A scheme offering motorhome owners free overnight stays in car parks across the north and north-east could be made permanent as a way of dealing with an abundance of the vehicles visiting the region.
Forestry and Land Scotland (FLS) developed the “stay the night” programme this summer when lockdown meant that the area was overwhelmed by tourists holidaying in Scotland while many official campsites were either closed or fully booked.
FLS is now considering maintaining the policy which it rolled out in 27 sites nationally, including 10 in the Highlands, one in Aberdeenshire, three in Moray and six in Argyll and Bute.
Motorhomes and campervans with their own toilet facilities were allowed to park overnight as part of a short-term national trial to help FLS figure out the practicalities of offering this service in the longer term.
The spaces were not pre-bookable and campers were asked not to return to the same site within 48 hours.
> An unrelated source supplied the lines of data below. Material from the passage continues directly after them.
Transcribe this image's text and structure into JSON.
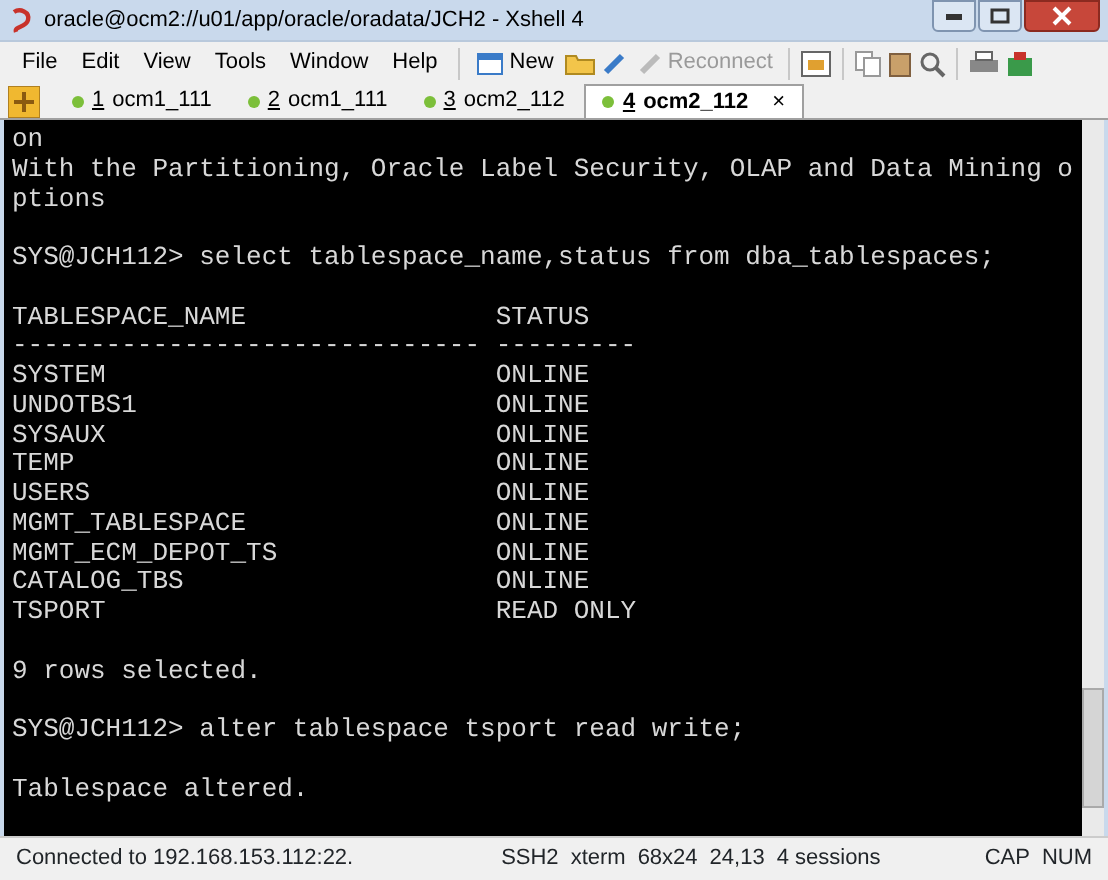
{
  "window": {
    "title": "oracle@ocm2://u01/app/oracle/oradata/JCH2 - Xshell 4"
  },
  "menu": [
    "File",
    "Edit",
    "View",
    "Tools",
    "Window",
    "Help"
  ],
  "toolbar": [
    {
      "kind": "labeled",
      "label": "New",
      "disabled": false
    },
    {
      "kind": "labeled",
      "label": "Reconnect",
      "disabled": true
    }
  ],
  "tabs": [
    {
      "number": "1",
      "label": " ocm1_111",
      "selected": false
    },
    {
      "number": "2",
      "label": " ocm1_111",
      "selected": false
    },
    {
      "number": "3",
      "label": " ocm2_112",
      "selected": false
    },
    {
      "number": "4",
      "label": " ocm2_112",
      "selected": true,
      "close": "×"
    }
  ],
  "terminal": {
    "blocks": [
      [
        "on",
        "With the Partitioning, Oracle Label Security, OLAP and Data Mining o",
        "ptions"
      ],
      [
        "SYS@JCH112> select tablespace_name,status from dba_tablespaces;"
      ],
      [
        "TABLESPACE_NAME                STATUS",
        "------------------------------ ---------",
        "SYSTEM                         ONLINE",
        "UNDOTBS1                       ONLINE",
        "SYSAUX                         ONLINE",
        "TEMP                           ONLINE",
        "USERS                          ONLINE",
        "MGMT_TABLESPACE                ONLINE",
        "MGMT_ECM_DEPOT_TS              ONLINE",
        "CATALOG_TBS                    ONLINE",
        "TSPORT                         READ ONLY"
      ],
      [
        "9 rows selected."
      ],
      [
        "SYS@JCH112> alter tablespace tsport read write;"
      ],
      [
        "Tablespace altered."
      ]
    ]
  },
  "status_bar": {
    "message": "Connected to 192.168.153.112:22.",
    "fields": [
      "SSH2",
      "xterm",
      "68x24",
      "24,13",
      "4 sessions"
    ],
    "keys": [
      "CAP",
      "NUM"
    ]
  }
}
Visitors were able to stay for free between 6pm and 10am, and told to leave at least 12ft between themselves and their neighbour.
General camping and overnight car parking was not permitted.
The sites were promoted directly to potential customers through The Campervan and Motorhome Professional Association and associated websites.
The programme originally ran until August, but has been extended due to popular demand, and at the request of some local businesses.
FLS is juggling the potential move with the desire not to impact upon the profits of local campsites hoping to attract people to pay to stay the night.
A spokesman for FLS added: “We are aware that the camper van and motorhome sector is becoming increasingly important to Scottish tourism and there is market demand for informal stop-over locations, in addition to more formal campsite provision.
“In this exceptional year, camper van and motorhome demand was exceeding site provision across much of the country and we considered that this might help manage that issue.”
The participating sites have been chosen for the high level of motor home traffic affecting communities in their vicinity and a high demand for stop-off points.
FLS is evaluating the scheme, with 1,000 surveys returned so far.
The spokesman said: “We are only at the early stages of the evaluation process and are not likely to have completed this before early next year.
“The experience of this year’s trial will we’re sure be useful for all parties to discuss over the winter, to consider what might be an appropriate way ahead for 2021 and beyond.”